Farewell to Barry O’Dowd -- community hero, Olympic torch-bearer and friend of Froch

PACKING A PUNCH FOR HIS COMMUNITY -- boxing coach Barry O'Dowd
PACKING A PUNCH FOR HIS COMMUNITY -- boxing coach Barry O'Dowd

Bulwell sport said a fond farewell to one of its most popular and iconic characters and achievers this week.

Barry O’Dowd, who has died at the age of 66 after an eight-month battle with cancer, was a legendary boxing coach and community worker.

His legion of friends and supporters included Carl Froch, who defends his world super-middleweight boxing titles at Wembley Stadium this weekend.

And a measure of the impact Barry made was that he was chosen to carry the Olympic torch in the nationwide relay that preceded the London 2012 Games.

He was nominated for his services to boxing and to the local community which even helped to cut crime rates in what is classed as a deprived area.

At his funeral, held at a packed St Mary’s Church in Bulwell on Tuesday, tributes included one from fellow boxing enthusiast Mark Ritchie, who said:

“Barry was like a father figure to the people of Bulwell Hall Estate.

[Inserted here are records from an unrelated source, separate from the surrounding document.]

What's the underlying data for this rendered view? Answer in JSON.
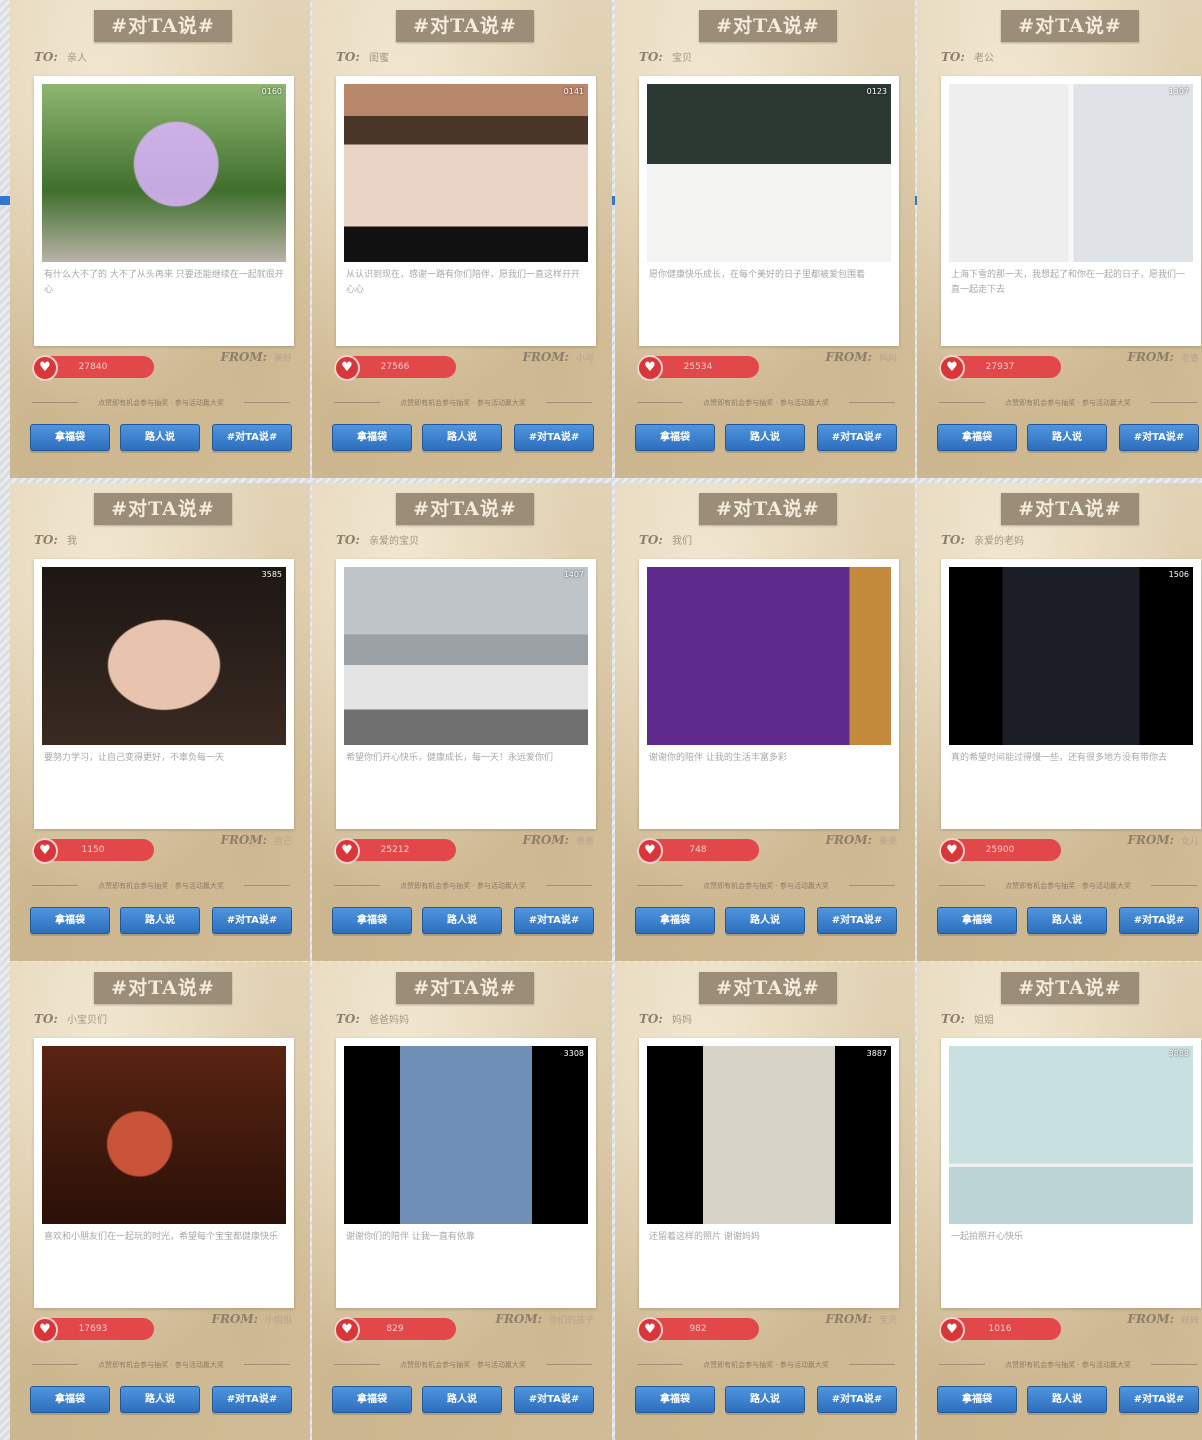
{
  "ui": {
    "banner_title": "#对TA说#",
    "to_label": "TO:",
    "from_label": "FROM:",
    "divider_caption": "点赞即有机会参与抽奖 · 参与活动赢大奖",
    "heart_glyph": "♥",
    "buttons": [
      "拿福袋",
      "路人说",
      "#对TA说#"
    ],
    "colors": {
      "button": "#2e6fbd",
      "like": "#e2484a",
      "banner": "#9b8d78"
    }
  },
  "cards": [
    {
      "to": "亲人",
      "counter": "0160",
      "message": "有什么大不了的 大不了从头再来 只要还能继续在一起就很开心",
      "likes": "27840",
      "from": "美好"
    },
    {
      "to": "闺蜜",
      "counter": "0141",
      "message": "从认识到现在，感谢一路有你们陪伴，愿我们一直这样开开心心",
      "likes": "27566",
      "from": "小可"
    },
    {
      "to": "宝贝",
      "counter": "0123",
      "message": "愿你健康快乐成长，在每个美好的日子里都被爱包围着",
      "likes": "25534",
      "from": "妈妈"
    },
    {
      "to": "老公",
      "counter": "1307",
      "message": "上海下雪的那一天，我想起了和你在一起的日子，愿我们一直一起走下去",
      "likes": "27937",
      "from": "老婆"
    },
    {
      "to": "我",
      "counter": "3585",
      "message": "要努力学习，让自己变得更好，不辜负每一天",
      "likes": "1150",
      "from": "自己"
    },
    {
      "to": "亲爱的宝贝",
      "counter": "1407",
      "message": "希望你们开心快乐，健康成长，每一天！永远爱你们",
      "likes": "25212",
      "from": "爸爸"
    },
    {
      "to": "我们",
      "counter": "",
      "message": "谢谢你的陪伴 让我的生活丰富多彩",
      "likes": "748",
      "from": "美美"
    },
    {
      "to": "亲爱的老妈",
      "counter": "1506",
      "message": "真的希望时间能过得慢一些，还有很多地方没有带你去",
      "likes": "25900",
      "from": "女儿"
    },
    {
      "to": "小宝贝们",
      "counter": "",
      "message": "喜欢和小朋友们在一起玩的时光，希望每个宝宝都健康快乐",
      "likes": "17693",
      "from": "小姐姐"
    },
    {
      "to": "爸爸妈妈",
      "counter": "3308",
      "message": "谢谢你们的陪伴 让我一直有依靠",
      "likes": "829",
      "from": "你们的孩子"
    },
    {
      "to": "妈妈",
      "counter": "3887",
      "message": "还留着这样的照片 谢谢妈妈",
      "likes": "982",
      "from": "宝贝"
    },
    {
      "to": "姐姐",
      "counter": "3888",
      "message": "一起拍照开心快乐",
      "likes": "1016",
      "from": "妹妹"
    }
  ]
}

He always encouraged people to respect one another.”

Ritchie is the secretary of Bulwell Hall Boxing and Fitness Club, which is based at the estate’s Totley Close Community Centre that Barry helped to save.

In a vibrant campaign which started in 2008, he appealed to businesses for resources to revitalise the building and rescue it from demolition.

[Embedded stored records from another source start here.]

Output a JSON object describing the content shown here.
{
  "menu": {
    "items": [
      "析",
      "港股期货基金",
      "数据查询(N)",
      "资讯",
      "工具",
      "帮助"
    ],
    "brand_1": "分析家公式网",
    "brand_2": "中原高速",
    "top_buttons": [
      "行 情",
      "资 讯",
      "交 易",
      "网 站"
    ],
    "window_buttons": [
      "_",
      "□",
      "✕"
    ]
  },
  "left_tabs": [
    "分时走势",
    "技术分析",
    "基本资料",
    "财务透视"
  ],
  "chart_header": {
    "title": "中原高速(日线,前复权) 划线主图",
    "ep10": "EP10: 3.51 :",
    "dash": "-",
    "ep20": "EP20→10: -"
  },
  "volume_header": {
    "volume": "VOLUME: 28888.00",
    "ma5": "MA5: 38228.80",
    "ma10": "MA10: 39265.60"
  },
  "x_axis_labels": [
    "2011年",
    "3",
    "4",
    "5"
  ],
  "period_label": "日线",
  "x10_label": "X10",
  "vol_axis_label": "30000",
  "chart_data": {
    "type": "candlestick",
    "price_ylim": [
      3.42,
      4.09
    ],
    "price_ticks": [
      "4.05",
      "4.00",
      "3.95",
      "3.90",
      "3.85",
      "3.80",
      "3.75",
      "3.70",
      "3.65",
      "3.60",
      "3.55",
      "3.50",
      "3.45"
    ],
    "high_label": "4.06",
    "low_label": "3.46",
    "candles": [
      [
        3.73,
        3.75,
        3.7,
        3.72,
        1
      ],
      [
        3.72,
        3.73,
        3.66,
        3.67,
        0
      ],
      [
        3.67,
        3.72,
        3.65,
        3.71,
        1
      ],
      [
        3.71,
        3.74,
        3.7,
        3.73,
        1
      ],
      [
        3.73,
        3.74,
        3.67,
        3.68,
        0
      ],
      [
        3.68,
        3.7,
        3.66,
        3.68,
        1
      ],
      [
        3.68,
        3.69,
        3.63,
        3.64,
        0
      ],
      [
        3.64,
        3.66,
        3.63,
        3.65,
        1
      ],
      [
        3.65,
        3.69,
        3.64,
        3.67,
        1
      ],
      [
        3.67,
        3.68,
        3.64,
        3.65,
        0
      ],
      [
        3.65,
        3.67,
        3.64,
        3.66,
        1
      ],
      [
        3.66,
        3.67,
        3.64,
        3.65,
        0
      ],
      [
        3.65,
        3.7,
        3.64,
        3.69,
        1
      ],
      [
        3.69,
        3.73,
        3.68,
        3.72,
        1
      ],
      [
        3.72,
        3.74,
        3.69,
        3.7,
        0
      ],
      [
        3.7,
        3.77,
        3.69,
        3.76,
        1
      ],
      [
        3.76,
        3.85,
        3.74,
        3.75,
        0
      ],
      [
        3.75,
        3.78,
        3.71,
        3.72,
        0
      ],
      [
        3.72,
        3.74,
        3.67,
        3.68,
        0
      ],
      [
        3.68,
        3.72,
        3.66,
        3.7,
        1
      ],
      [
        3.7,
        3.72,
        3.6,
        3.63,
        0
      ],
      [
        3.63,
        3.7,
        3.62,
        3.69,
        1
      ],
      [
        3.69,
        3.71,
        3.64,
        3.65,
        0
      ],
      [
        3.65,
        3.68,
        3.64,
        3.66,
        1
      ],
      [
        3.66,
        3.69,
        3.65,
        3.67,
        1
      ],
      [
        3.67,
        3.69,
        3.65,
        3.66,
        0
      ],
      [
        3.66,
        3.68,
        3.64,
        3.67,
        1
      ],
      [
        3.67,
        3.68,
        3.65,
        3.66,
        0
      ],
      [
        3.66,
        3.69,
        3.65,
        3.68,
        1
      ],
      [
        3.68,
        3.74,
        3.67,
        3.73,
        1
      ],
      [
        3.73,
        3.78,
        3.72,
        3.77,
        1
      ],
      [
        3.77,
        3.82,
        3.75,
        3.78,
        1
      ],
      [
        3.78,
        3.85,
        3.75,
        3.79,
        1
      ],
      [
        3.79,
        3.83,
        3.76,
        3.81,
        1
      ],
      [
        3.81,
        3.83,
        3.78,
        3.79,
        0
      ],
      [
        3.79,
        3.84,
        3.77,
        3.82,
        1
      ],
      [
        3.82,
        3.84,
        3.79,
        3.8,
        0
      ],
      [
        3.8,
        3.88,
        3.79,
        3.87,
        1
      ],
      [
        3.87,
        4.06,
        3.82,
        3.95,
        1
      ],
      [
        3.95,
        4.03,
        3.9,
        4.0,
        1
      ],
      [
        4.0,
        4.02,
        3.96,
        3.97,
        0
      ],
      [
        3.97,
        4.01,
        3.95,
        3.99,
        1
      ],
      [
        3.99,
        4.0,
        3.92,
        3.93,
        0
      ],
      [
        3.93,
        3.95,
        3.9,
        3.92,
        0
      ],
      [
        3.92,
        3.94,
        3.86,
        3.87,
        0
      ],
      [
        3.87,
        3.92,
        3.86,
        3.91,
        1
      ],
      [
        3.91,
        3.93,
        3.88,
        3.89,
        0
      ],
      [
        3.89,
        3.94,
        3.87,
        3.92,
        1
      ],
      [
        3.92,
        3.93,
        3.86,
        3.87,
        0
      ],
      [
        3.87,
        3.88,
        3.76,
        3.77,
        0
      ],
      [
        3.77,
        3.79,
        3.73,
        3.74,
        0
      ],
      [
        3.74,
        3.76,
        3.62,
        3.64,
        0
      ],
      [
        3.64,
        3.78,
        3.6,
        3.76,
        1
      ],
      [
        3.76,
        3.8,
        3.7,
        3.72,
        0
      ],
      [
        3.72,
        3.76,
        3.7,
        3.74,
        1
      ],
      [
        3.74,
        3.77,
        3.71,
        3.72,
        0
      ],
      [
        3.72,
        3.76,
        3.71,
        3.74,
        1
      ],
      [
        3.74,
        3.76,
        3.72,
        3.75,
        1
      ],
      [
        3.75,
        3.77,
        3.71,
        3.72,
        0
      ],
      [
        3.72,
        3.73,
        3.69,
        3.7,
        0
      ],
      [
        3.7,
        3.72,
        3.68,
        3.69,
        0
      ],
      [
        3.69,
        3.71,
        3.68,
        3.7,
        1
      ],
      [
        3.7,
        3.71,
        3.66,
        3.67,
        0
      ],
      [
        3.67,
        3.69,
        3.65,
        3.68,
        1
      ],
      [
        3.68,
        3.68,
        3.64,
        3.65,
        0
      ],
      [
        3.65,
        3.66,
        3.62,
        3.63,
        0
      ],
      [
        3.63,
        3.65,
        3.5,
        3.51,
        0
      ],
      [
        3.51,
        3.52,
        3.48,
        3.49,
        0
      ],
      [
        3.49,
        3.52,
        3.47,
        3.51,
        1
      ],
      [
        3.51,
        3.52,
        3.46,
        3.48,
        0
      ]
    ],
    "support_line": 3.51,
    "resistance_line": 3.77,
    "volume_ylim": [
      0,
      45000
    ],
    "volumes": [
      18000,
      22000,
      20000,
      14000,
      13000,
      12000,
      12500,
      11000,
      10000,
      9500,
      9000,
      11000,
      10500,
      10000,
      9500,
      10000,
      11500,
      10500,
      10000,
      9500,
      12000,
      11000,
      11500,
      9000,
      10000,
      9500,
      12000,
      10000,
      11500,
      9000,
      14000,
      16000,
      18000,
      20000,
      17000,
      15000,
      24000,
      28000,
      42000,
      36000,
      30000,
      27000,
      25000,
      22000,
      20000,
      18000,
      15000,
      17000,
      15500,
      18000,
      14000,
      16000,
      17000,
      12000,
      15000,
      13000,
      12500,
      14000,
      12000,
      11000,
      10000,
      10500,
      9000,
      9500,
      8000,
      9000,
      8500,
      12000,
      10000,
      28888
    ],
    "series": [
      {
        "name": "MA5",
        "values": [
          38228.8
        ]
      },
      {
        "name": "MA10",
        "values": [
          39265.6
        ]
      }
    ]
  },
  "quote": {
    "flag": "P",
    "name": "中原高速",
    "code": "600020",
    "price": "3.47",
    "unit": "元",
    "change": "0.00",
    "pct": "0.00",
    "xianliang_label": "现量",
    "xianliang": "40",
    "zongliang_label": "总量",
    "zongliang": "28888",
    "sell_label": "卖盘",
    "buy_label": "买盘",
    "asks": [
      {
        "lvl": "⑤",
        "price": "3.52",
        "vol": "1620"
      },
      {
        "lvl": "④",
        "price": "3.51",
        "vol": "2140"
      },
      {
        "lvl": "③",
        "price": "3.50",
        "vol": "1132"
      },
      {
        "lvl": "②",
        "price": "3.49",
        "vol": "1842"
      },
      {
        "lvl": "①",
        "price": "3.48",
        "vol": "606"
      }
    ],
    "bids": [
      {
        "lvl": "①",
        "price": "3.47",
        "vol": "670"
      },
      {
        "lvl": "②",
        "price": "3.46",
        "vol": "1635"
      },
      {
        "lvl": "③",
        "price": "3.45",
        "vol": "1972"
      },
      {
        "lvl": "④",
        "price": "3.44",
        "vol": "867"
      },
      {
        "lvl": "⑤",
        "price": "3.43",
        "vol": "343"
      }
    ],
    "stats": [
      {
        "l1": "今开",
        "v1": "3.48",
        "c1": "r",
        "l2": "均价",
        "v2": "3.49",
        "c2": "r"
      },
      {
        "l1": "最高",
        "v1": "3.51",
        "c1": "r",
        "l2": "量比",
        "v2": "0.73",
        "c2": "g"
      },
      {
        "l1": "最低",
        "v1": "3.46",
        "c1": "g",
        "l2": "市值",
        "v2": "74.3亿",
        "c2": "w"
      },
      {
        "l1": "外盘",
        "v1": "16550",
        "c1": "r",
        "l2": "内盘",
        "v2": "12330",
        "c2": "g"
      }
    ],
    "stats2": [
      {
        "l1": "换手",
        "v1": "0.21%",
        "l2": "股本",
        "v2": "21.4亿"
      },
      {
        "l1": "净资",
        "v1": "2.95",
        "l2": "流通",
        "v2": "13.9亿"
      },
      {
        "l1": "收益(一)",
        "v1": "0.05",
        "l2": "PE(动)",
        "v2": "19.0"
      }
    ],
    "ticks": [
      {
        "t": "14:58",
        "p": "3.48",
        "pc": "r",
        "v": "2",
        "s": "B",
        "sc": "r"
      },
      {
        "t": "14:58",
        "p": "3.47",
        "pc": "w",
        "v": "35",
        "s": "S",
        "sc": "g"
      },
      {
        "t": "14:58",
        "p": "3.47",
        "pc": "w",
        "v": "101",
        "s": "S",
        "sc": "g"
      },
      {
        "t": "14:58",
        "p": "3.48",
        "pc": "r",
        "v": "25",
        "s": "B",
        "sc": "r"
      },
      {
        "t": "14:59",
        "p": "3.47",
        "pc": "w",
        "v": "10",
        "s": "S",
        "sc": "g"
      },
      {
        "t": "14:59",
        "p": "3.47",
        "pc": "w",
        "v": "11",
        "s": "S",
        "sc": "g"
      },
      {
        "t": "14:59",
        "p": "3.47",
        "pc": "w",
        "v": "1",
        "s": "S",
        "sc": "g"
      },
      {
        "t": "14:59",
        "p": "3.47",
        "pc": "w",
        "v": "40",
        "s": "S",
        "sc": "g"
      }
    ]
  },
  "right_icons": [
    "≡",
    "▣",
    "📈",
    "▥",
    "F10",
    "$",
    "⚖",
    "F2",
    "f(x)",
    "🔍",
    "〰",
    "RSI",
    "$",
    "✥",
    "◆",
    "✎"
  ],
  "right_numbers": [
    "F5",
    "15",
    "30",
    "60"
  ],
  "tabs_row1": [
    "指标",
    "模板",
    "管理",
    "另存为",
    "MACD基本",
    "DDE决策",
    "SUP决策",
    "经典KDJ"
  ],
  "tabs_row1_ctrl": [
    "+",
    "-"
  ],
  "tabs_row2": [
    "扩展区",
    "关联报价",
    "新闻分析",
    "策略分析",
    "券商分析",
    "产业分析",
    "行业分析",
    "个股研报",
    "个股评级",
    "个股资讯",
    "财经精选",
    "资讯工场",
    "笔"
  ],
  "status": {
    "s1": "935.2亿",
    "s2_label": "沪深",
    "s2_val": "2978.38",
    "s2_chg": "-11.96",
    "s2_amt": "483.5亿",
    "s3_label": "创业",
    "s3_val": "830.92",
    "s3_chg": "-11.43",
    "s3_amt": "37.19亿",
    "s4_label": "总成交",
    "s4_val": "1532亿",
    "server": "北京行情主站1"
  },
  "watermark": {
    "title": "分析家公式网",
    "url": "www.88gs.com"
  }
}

With help from Nottingham City Council, local councillors and Bulwell Hall Estate’s tenants and residents association, Barry was successful.

And after setting up the club and becoming its chief coach, it was officially opened by Nottingham’s world boxing champion Froch in 2010.

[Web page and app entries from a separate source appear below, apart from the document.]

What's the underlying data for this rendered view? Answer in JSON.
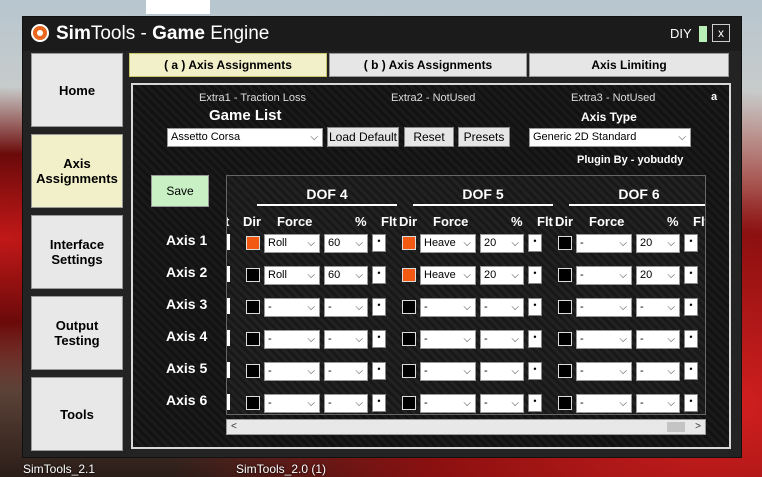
{
  "window": {
    "title_sim": "Sim",
    "title_tools": "Tools - ",
    "title_game": "Game",
    "title_engine": " Engine",
    "diy": "DIY",
    "close": "x"
  },
  "sidebar": [
    "Home",
    "Axis Assignments",
    "Interface Settings",
    "Output Testing",
    "Tools"
  ],
  "tabs": [
    "( a ) Axis Assignments",
    "( b ) Axis Assignments",
    "Axis Limiting"
  ],
  "extras": [
    "Extra1 - Traction Loss",
    "Extra2 - NotUsed",
    "Extra3 - NotUsed"
  ],
  "corner": "a",
  "game_list_label": "Game List",
  "game_selected": "Assetto Corsa",
  "load_default": "Load Default",
  "reset": "Reset",
  "presets": "Presets",
  "axis_type_label": "Axis Type",
  "axis_type_selected": "Generic 2D Standard",
  "plugin_by": "Plugin By - yobuddy",
  "save": "Save",
  "grid": {
    "dofs": [
      "DOF 4",
      "DOF 5",
      "DOF 6"
    ],
    "col_dir": "Dir",
    "col_force": "Force",
    "col_pct": "%",
    "col_flt": "Flt",
    "cut_char": "t",
    "flt_symbol": "•",
    "axes": [
      {
        "label": "Axis 1",
        "cells": [
          {
            "on": true,
            "force": "Roll",
            "pct": "60"
          },
          {
            "on": true,
            "force": "Heave",
            "pct": "20"
          },
          {
            "on": false,
            "force": "-",
            "pct": "20"
          }
        ]
      },
      {
        "label": "Axis 2",
        "cells": [
          {
            "on": false,
            "force": "Roll",
            "pct": "60"
          },
          {
            "on": true,
            "force": "Heave",
            "pct": "20"
          },
          {
            "on": false,
            "force": "-",
            "pct": "20"
          }
        ]
      },
      {
        "label": "Axis 3",
        "cells": [
          {
            "on": false,
            "force": "-",
            "pct": "-"
          },
          {
            "on": false,
            "force": "-",
            "pct": "-"
          },
          {
            "on": false,
            "force": "-",
            "pct": "-"
          }
        ]
      },
      {
        "label": "Axis 4",
        "cells": [
          {
            "on": false,
            "force": "-",
            "pct": "-"
          },
          {
            "on": false,
            "force": "-",
            "pct": "-"
          },
          {
            "on": false,
            "force": "-",
            "pct": "-"
          }
        ]
      },
      {
        "label": "Axis 5",
        "cells": [
          {
            "on": false,
            "force": "-",
            "pct": "-"
          },
          {
            "on": false,
            "force": "-",
            "pct": "-"
          },
          {
            "on": false,
            "force": "-",
            "pct": "-"
          }
        ]
      },
      {
        "label": "Axis 6",
        "cells": [
          {
            "on": false,
            "force": "-",
            "pct": "-"
          },
          {
            "on": false,
            "force": "-",
            "pct": "-"
          },
          {
            "on": false,
            "force": "-",
            "pct": "-"
          }
        ]
      }
    ]
  },
  "taskbar": [
    "SimTools_2.1",
    "SimTools_2.0 (1)"
  ],
  "colors": {
    "accent_orange": "#f25a14",
    "active_tab": "#f2f0c9",
    "save_green": "#c9f0c5"
  }
}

“This is just the sort of gym I started in,” said Froch at the time. “It is brilliant, and certainly better than kids hanging round on the streets, possibly getting into mischief.”

The club has since gone from strength to strength, and work is now being carried out to add a small football pitch and running track next to the building.

Sheila and Graham Loades, of the tenants and residents association, cannot thank Barry enough for what he did. “He will never be forgotten,” they said this week. “He will stay in our hearts forever.”

Other residents on the estate described Barry as “one in a million” and “a lovely, inspirational man”.

Now a fresh campaign has been launched -- to raise £1,000 build a statue of Barry on Totley Close as a permanent memorial.

Son Shaun, who is to take over the running of the club, hopes to enlist the help of family, friends and the boxing community to erect the statue.

“The community loved him, and people really looked up to him,” said Shaun. “He was the life and soul of the estate, and deserves more than just a plaque.”

Born and raised in The Meadows, Nottingham, Barry started boxing at the age of 14 before joining the Army two years later.

He continued to box even when posted to Borneo, and was crowned a junior welterweight champion in the Army at 17.

After leaving the Army, he worked at Gedling Colliery for ten years and then became a scaffolder until his retirement at the age of 60.

But he was always involved in boxing and helped to set up two clubs based at pubs in Bulwell, the Scots Grey, which has now re-located to Strelley, and The Swinger.

It was his work to switch The Swinger club to the saved venue at Bulwell Hall that helped him gain the nomination to carry the Olympic flame on a 600-metre leg through the streets of Nottingham in 2012.

“When I found out about the nomination, I was so shocked,” said Barry at the time. “It was a real honour and I savoured every second.

“My family and friends were there to support me. It was a once-in-a-lifetime opportunity.”

Later that same year, Barry won Nottingham City Council’s sports coach of the year award.

Barry, who lived on Bulwell Hall Estate at Fradley Close, continued to run the boxing club, which doubles up as a community fitness centre, right up to his illness.

It caters for men, women and children, and currently has 30 registered boxers.

“Barry was their inspiration,” said Ritchie. “It was his life’s passion. He gave his all for every one of the members.

“Everyone looked up to him. All the girls had a soft spot for him, and the kids used to call him grandad. There wasn’t anything he wouldn’t do for this club.”

Hundreds of boxers have trained at the Totley Close gym, with some going on to success at regional level.

As well as Shaun, Barry leaves another son, plus two daughters and nine grandchildren.